Rules Based Individualism

Mark Levin is a rabid right wing radio talk show host.  Because I at least scan about any title with the word progressivism in it, I viewed his latest book Rediscovering Americanism: and the Tyranny of Progressivism and was pleasantly surprised at the depth of his topic. His study of the origin of natural rights, his survey of the philosophers like Montesquieu who influenced the founders and framers, and his review of the changes in our fundamental governing ideas that came with progressivism make this a very worthy read.  Its depth is surprising and at least for me required a slow reading.

Kevin Williamson at National Review wrote an excellent review in Rediscovering Austrianism and focused further on Levin’s distinction between our constitutional heritage and progressivism:

Levin considers the question of individualism and its variations, contrasting the progressives’ romantic version of individualism, rooted in Rousseau, with the richer understanding of individualism in the classical-liberal tradition, which he connects to the political ideas of John Adams. The choice before us can be difficult to understand at times: Do we have a national (or, as some progressives envision, worldwide) social plan, under which all economic and political activity is in some sense directed toward a set of unified goals in a conscientiously engineered and purportedly rational manner, or do we have a rules-based order under which individuals, firms, political parties, associations, etc., each pursue their own plans, leading to the development of a spontaneous order? This is, as Hayek points out and Levin emphasizes, distinct from what we might indicate by the modern usage of “libertarian,” distinct from what Hayek called “a dogmatic laissez faire attitude.” The rules-based order permits the emergence of vastly complex systems that are beyond the understanding of any individual or bureaucracy. That is the hard part for progressives to swallow, because they imagine themselves to be engaged in the “scientific” management of society.

HKO

Early progressives fought the notion of individualism, later progressives redefined it.  Progressives in the fist phase took an adversarial stance to constitutional principles. In the second stage under FDR, they more subtly reinterpreted the constitutional principles to justify the government power the Constitution sought to limit.

Pragmatic Liabilities

by Henry Oliner

The reason ideology is relevant in the health care debate is that at the core of the difficulty is the separation of pragmatic solutions from sound ideological support.

Our health care problem is an accumulation of short sighted policies considered in isolation from health care policy. Like adding bricks on a pickup truck we can keep adding beyond the load capacity, until we load just one brick too many, and then the suspension collapses and the truck cannot move. We will blame the last few bricks, the straw that broke the camel’s back, because they are the most visible; we have long forgot the ones on the bottom, but they are also to blame. “Every snowflake pleads innocent, but it is still an avalanche.”

When we seek government solutions were are subject to another adverse reality.  Political actors tend to promise benefits in exchange for votes, without paying for them.  In theory benefits are debated and funded from the Treasury, but with dramatically increased regulatory influence the government has exploited other options.

Our government has constructed a Rube Goldberg system of regulations, mandates, perverse incentives, cross subsidies, and wishful thinking to hide the costs from everyone, including themselves.

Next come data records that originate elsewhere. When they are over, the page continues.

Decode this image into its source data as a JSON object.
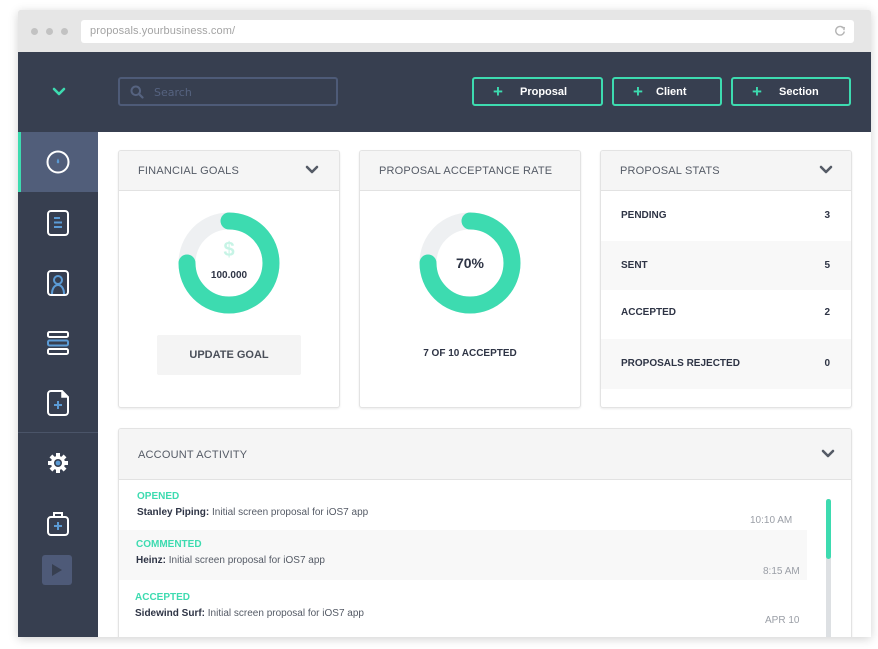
{
  "browser": {
    "url": "proposals.yourbusiness.com/",
    "icons": {
      "reload": "reload-icon"
    }
  },
  "header": {
    "search_placeholder": "Search",
    "search_value": "",
    "buttons": [
      {
        "label": "Proposal",
        "icon": "plus-icon"
      },
      {
        "label": "Client",
        "icon": "plus-icon"
      },
      {
        "label": "Section",
        "icon": "plus-icon"
      }
    ]
  },
  "sidebar": {
    "items": [
      {
        "name": "dashboard",
        "icon": "drop-circle-icon",
        "active": true
      },
      {
        "name": "documents",
        "icon": "document-lines-icon",
        "active": false
      },
      {
        "name": "contacts",
        "icon": "contact-card-icon",
        "active": false
      },
      {
        "name": "sections",
        "icon": "stack-rows-icon",
        "active": false
      },
      {
        "name": "new-document",
        "icon": "document-add-icon",
        "active": false
      },
      {
        "name": "settings",
        "icon": "gear-icon",
        "active": false
      },
      {
        "name": "add-case",
        "icon": "briefcase-add-icon",
        "active": false
      }
    ],
    "play_icon": "play-icon"
  },
  "financial_goals": {
    "title": "FINANCIAL GOALS",
    "currency_symbol": "$",
    "goal_amount": "100.000",
    "progress": 0.75,
    "button_label": "UPDATE GOAL"
  },
  "acceptance_rate": {
    "title": "PROPOSAL ACCEPTANCE RATE",
    "percent_label": "70%",
    "progress": 0.75,
    "summary": "7 OF 10 ACCEPTED"
  },
  "proposal_stats": {
    "title": "PROPOSAL STATS",
    "rows": [
      {
        "label": "PENDING",
        "value": "3"
      },
      {
        "label": "SENT",
        "value": "5"
      },
      {
        "label": "ACCEPTED",
        "value": "2"
      },
      {
        "label": "PROPOSALS REJECTED",
        "value": "0"
      }
    ]
  },
  "account_activity": {
    "title": "ACCOUNT ACTIVITY",
    "items": [
      {
        "status": "OPENED",
        "client": "Stanley Piping:",
        "description": " Initial screen proposal for iOS7 app",
        "time": "10:10 AM"
      },
      {
        "status": "COMMENTED",
        "client": "Heinz:",
        "description": " Initial screen proposal for iOS7 app",
        "time": "8:15 AM"
      },
      {
        "status": "ACCEPTED",
        "client": "Sidewind Surf:",
        "description": " Initial screen proposal for iOS7 app",
        "time": "APR 10"
      }
    ],
    "scroll_position": 0.0
  },
  "colors": {
    "accent": "#3ddbb0",
    "navy": "#373f50",
    "active_nav": "#515e7a",
    "icon_blue": "#5b9bd5",
    "track": "#eef0f2"
  }
}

Each component is crafted in isolation with no vision of the final product, another victim of pragmatism. Yet the failures are blamed on the market mechanism.  The problem is not that health care does not adequately respond to market conditions, as single payer supporters contend, but that it does.

These twin liabilities of political pragmatism are mere hosts to the thinking that has plagued our health care markets.